  • Dubai property prices have fallen since a mid-2014 peak, hurt by a period of weak oil prices and muted sales
  • Residential prices fell 6 to 10 percent in 2018 and are expected to drop 5 to 10 percent more this year

DUBAI: Dubai’s Emaar Properties and state-owned developer Nakheel have put on hold plans to issue US dollar-denominated bonds, Emaar and sources familiar with the bond issues said, amid a real estate downturn and volatility in emerging markets.
Emaar told Reuters that it had put on hold a planned bond issue, blaming rising interest rates but did not elaborate. Nakheel declined to comment.
Three financial sources said the firms had planned dollar-denominated sukuk, or Islamic bonds, and would have had to pay a yield premium to attract enough investors due to concerns about Dubai’s property price slide and emerging market volatility.
Dubai property prices have fallen since a mid-2014 peak, hurt by a period of weak oil prices and muted sales, although the slide has not come close to the more than 50 percent plunge seen in 2009-2010, which pushed Dubai close to a debt default.
Residential prices fell 6 to 10 percent in 2018 and are expected to drop 5 to 10 percent more this year, according to Savills.

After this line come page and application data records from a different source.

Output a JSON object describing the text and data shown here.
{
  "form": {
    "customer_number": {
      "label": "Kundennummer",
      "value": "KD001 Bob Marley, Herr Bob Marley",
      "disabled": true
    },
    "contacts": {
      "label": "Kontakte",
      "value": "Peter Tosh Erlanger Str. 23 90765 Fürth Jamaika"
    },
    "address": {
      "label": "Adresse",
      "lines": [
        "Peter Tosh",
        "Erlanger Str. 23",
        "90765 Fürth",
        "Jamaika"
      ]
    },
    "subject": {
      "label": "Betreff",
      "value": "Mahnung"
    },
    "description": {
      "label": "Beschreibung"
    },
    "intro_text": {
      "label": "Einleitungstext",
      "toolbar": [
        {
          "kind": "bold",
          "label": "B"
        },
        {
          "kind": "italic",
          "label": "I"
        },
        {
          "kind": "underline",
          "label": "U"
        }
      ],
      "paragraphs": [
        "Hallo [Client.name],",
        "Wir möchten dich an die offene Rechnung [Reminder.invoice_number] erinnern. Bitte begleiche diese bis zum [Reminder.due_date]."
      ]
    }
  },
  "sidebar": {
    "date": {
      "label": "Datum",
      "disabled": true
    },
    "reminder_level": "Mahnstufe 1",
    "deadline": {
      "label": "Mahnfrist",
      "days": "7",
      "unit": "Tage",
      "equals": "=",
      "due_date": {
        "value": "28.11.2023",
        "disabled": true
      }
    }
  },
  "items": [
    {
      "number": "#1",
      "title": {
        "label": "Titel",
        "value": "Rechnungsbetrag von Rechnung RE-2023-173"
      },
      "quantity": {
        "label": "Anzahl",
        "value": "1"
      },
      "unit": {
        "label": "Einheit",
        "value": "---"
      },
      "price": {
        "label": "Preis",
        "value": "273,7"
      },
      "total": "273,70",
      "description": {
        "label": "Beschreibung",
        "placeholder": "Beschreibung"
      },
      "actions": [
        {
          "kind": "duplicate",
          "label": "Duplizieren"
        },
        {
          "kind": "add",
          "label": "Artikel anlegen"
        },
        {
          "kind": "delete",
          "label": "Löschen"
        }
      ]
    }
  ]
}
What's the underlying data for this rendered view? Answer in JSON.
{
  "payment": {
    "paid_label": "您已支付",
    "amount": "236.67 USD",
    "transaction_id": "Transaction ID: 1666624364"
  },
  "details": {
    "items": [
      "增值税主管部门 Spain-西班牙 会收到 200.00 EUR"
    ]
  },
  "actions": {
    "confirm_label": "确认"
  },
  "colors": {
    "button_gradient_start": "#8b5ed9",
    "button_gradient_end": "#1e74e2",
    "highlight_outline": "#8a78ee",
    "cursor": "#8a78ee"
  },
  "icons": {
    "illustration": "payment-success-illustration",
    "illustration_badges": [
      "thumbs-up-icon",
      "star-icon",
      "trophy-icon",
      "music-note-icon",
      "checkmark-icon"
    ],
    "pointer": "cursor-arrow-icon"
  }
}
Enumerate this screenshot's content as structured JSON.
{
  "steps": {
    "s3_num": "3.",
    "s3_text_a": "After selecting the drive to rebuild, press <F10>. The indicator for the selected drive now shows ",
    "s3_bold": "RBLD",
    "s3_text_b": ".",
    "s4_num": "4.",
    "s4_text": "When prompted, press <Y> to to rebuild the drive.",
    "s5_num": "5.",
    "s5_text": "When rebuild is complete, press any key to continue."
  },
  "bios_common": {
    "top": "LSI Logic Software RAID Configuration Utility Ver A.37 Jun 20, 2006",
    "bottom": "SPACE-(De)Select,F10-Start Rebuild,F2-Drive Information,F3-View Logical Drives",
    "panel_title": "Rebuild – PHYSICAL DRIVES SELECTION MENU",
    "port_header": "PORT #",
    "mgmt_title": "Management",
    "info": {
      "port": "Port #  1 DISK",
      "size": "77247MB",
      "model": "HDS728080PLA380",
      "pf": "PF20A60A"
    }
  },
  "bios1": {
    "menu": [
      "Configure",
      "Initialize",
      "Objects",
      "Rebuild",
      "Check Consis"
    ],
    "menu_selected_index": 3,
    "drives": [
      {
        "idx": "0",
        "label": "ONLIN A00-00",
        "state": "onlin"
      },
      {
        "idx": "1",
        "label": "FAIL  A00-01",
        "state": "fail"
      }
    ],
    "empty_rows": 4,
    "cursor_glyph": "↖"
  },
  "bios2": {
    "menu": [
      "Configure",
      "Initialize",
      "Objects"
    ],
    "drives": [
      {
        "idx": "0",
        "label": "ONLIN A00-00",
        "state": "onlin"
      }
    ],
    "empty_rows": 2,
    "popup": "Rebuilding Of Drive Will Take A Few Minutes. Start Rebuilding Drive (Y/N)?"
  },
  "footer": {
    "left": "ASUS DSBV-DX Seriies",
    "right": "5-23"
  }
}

The drop has hurt developer earnings.
Emaar, developer of Burj Khalifa, the world’s tallest building, reported a 29 percent fall in the third quarter last year, while Dubai’s second-largest listed developer DAMAC reported a 68 percent drop.
The financial sources said Emaar and Nakheel hired banks a few months ago to issue Islamic bonds but shelved the plans.
An Emaar spokesperson said its decision to put its plan on hold was not linked to the property market performance.
“The bond was considered more than a year ago and was put on hold due to increasing interest rates. The decision was not based on market conditions,” the spokesperson said.
Dubai government owns a minority stake in Emaar.
Nakheel, developer of palm shaped islands off Dubai, was one of the worst hit by Dubai’s 2009-2010 real estate crash, forcing it into a massive debt restructuring. It has not issued public debt since it nearly defaulted in 2009.
The market downturn has put pressure on property companies’ existing bonds, which investors use as a parameter to establish the price of new debt sales from borrowers in the same sector.
In secondary debt markets, yields of bonds issued by Dubai developers have risen significantly over the past few months, underperforming corporate debt from other sectors.
DAMAC’s $500 million sukuk due in 2022 and $400 million Islamic paper due in 2023 saw their yields spike by over 200 bps and 150 bps, respectively, since early November.
BofA Merrill Lynch last week forecasted weaker booked sales and gross margin for DAMAC, saying it was likely to be pressured by the property market and upcoming debt and land payments.
DAMAC did not immediately respond to a request for comment.
Yields on a $600 million sukuk issued by private developer Meraas, due in 2022, have jumped by around 120 basis points in the same period. Meraas declined to comment on the move.